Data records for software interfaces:
^^^^
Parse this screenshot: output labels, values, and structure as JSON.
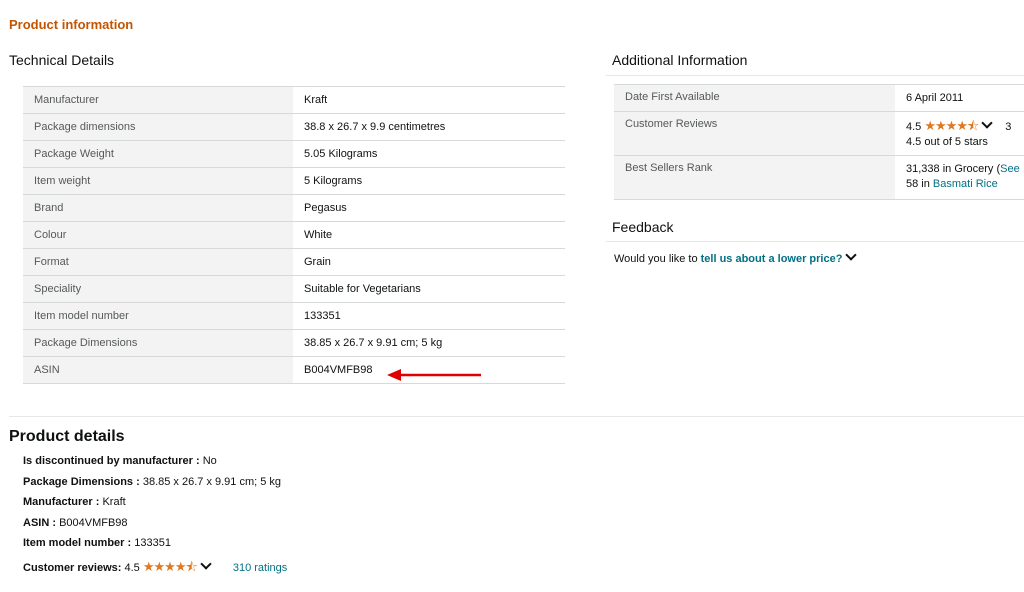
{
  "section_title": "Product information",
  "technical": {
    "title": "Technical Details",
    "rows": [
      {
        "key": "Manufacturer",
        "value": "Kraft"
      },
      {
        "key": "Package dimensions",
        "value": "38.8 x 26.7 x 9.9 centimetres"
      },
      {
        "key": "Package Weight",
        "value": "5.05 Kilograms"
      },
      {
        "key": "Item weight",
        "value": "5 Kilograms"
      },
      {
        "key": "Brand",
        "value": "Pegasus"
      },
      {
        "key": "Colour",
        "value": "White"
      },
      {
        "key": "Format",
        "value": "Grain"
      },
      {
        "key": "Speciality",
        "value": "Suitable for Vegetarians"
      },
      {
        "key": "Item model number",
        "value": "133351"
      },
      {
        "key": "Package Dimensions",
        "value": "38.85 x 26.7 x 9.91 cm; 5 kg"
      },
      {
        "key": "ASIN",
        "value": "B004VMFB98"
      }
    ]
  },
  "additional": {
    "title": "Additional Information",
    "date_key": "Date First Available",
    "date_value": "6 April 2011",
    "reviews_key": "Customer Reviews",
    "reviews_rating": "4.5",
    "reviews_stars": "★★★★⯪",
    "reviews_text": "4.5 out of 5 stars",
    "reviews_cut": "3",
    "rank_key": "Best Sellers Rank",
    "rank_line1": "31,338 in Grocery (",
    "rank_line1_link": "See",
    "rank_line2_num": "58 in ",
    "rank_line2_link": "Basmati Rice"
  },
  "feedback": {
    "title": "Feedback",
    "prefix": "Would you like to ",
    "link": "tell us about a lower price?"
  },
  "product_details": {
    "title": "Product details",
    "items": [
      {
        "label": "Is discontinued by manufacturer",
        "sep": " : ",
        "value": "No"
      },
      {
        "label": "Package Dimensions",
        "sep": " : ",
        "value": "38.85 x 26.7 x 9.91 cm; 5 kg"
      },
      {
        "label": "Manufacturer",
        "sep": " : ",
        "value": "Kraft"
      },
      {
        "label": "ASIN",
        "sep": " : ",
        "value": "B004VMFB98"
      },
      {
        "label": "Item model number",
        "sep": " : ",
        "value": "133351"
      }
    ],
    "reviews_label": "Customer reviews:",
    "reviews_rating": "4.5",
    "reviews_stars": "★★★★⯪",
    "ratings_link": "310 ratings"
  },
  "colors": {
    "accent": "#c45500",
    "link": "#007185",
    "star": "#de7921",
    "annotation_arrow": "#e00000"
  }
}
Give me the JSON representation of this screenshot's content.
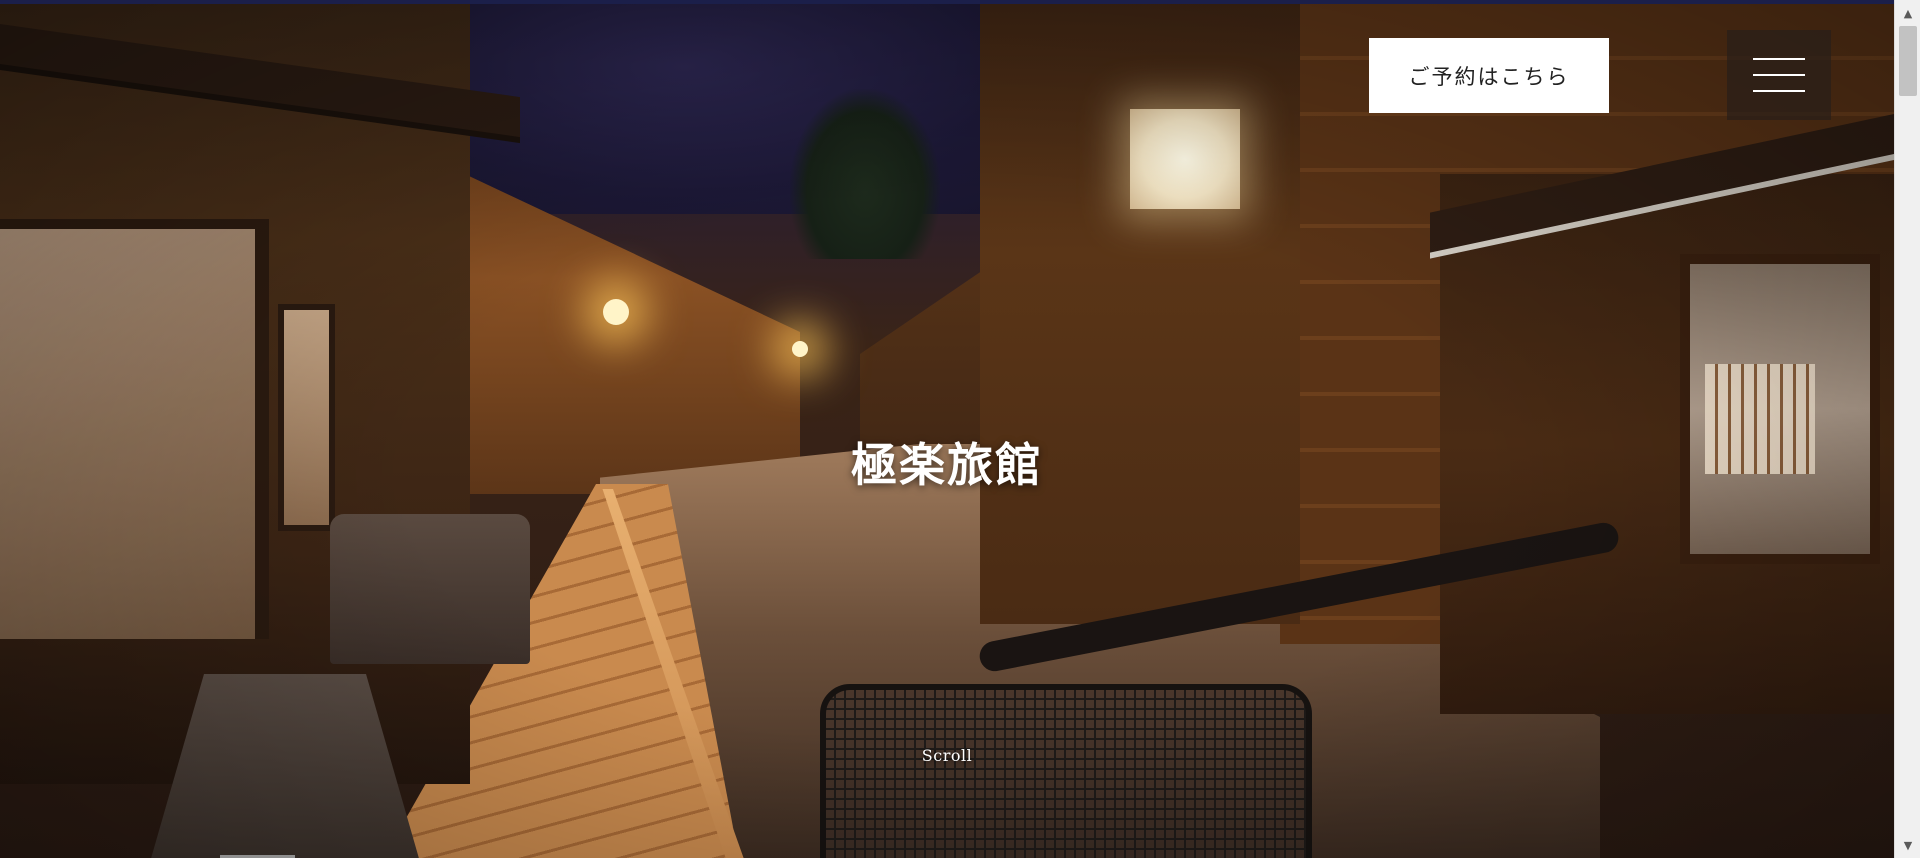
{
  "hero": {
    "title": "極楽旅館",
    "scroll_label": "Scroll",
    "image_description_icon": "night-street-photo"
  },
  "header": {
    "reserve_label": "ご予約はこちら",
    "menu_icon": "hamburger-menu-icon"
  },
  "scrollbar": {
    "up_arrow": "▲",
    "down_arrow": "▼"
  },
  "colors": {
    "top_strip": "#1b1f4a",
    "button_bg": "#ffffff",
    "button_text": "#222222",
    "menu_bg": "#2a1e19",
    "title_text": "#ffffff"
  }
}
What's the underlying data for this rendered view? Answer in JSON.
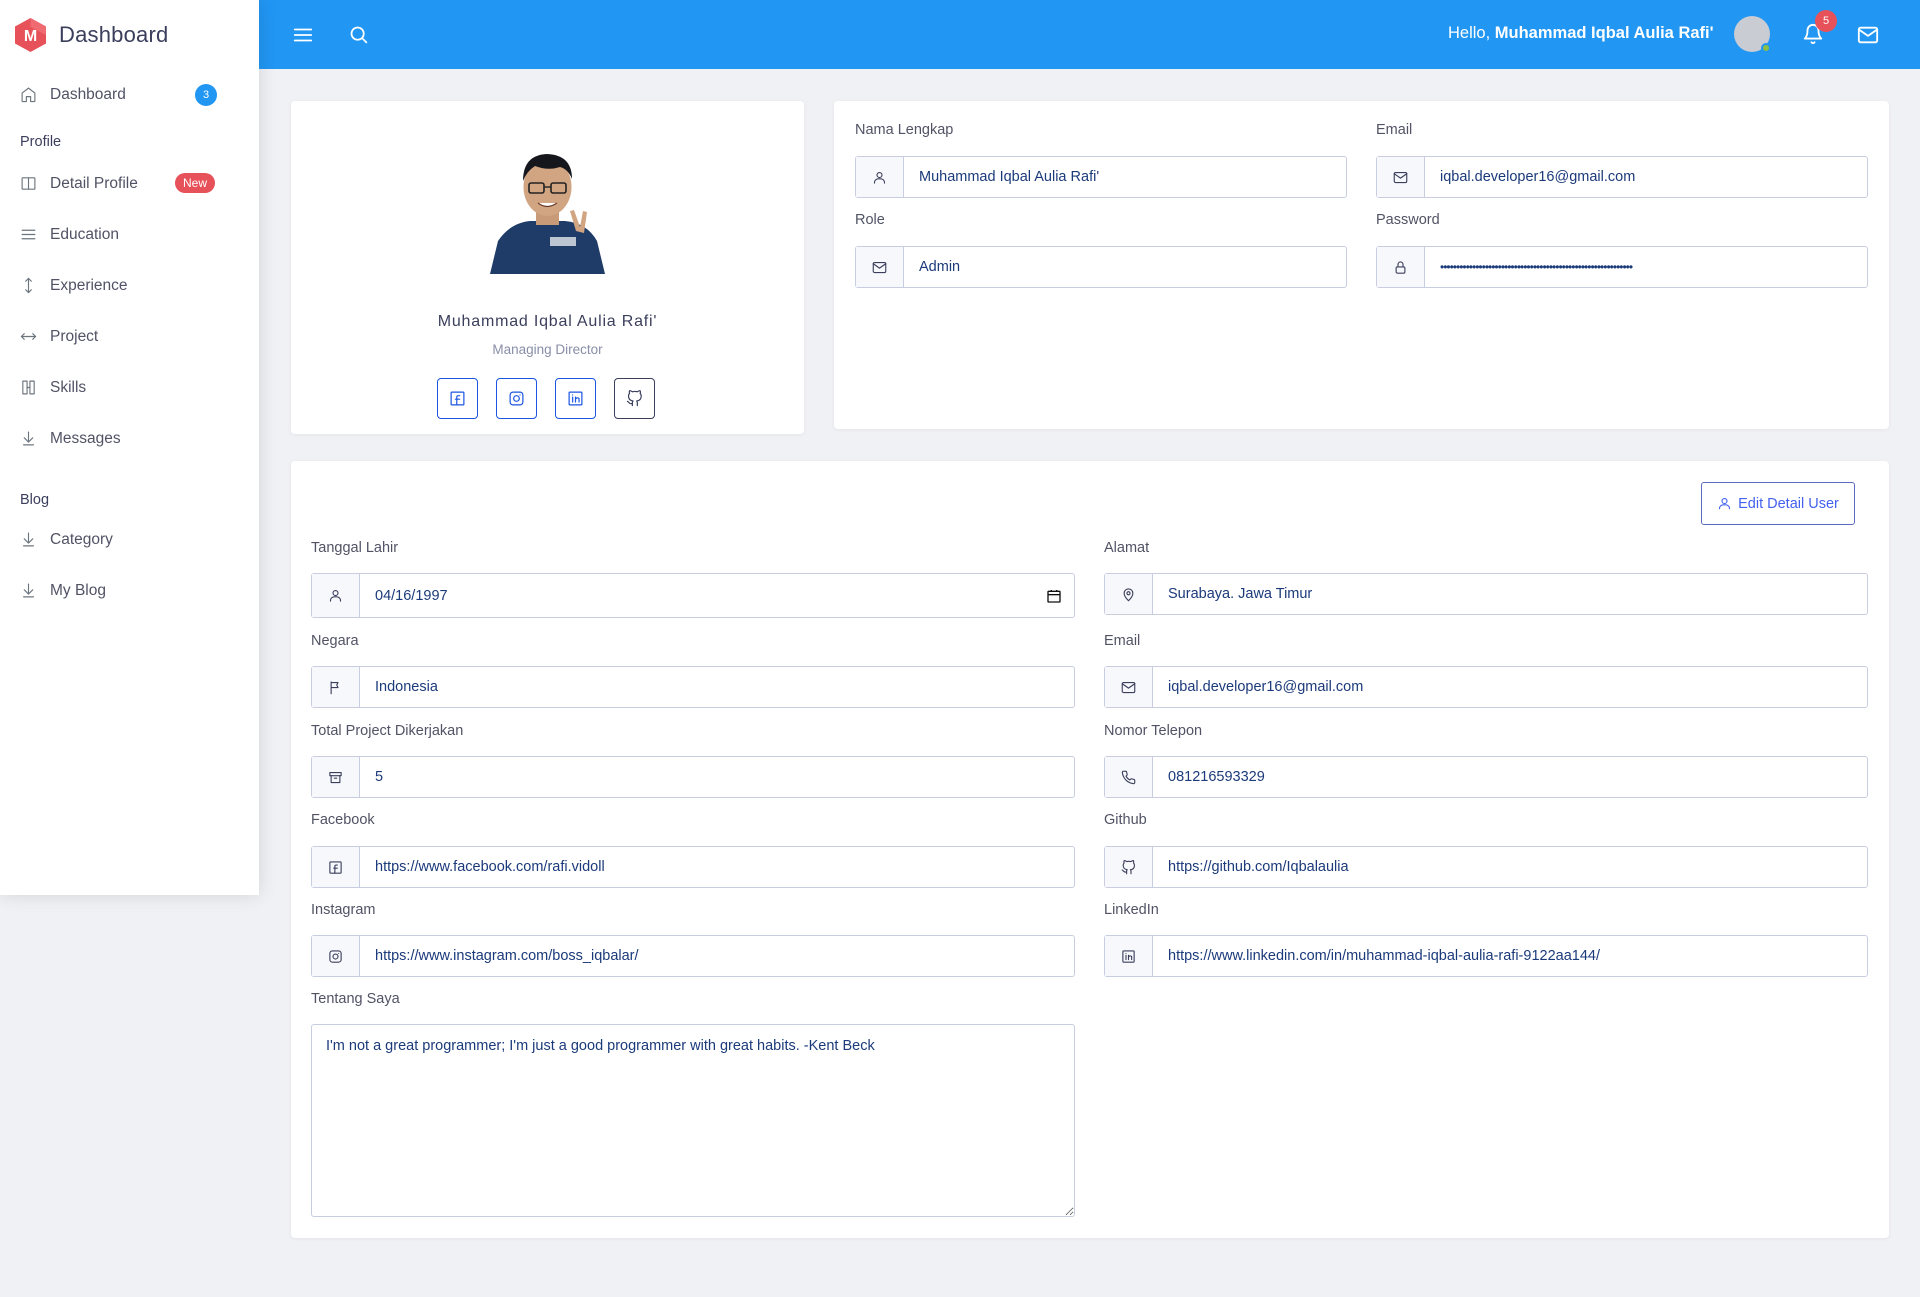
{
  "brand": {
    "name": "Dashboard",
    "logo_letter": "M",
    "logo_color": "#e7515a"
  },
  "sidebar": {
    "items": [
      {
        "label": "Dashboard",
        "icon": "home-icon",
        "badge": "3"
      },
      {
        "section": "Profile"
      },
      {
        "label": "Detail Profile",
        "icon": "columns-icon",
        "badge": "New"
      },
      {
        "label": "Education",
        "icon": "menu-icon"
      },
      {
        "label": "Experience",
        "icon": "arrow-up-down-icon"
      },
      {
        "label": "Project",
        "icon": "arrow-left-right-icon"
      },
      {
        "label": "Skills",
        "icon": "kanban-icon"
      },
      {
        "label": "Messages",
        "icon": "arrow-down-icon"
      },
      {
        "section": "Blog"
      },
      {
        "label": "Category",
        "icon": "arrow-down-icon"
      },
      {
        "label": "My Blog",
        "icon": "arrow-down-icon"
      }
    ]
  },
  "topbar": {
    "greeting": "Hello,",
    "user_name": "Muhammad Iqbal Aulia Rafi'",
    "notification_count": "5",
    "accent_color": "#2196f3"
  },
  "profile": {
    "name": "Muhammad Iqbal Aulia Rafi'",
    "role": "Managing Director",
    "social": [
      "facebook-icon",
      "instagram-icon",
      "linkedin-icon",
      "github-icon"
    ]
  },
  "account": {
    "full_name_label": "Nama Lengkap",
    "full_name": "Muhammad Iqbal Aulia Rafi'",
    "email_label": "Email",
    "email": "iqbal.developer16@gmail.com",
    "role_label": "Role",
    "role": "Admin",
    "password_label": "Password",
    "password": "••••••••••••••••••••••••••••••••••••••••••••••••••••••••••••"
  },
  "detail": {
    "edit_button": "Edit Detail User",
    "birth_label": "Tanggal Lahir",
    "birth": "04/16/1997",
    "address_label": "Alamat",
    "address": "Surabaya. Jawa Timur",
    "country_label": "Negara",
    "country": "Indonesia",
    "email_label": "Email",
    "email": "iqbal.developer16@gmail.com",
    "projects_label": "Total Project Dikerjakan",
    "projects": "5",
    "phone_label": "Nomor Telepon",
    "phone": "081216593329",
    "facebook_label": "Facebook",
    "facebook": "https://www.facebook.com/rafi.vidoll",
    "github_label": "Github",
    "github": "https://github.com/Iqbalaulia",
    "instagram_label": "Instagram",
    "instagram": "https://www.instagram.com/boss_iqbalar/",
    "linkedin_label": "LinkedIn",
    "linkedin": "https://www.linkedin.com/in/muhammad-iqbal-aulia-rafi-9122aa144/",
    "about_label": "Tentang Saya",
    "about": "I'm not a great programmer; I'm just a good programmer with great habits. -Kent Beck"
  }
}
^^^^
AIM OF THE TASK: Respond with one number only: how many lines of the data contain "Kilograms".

ANSWER TO THE EXERCISE: 2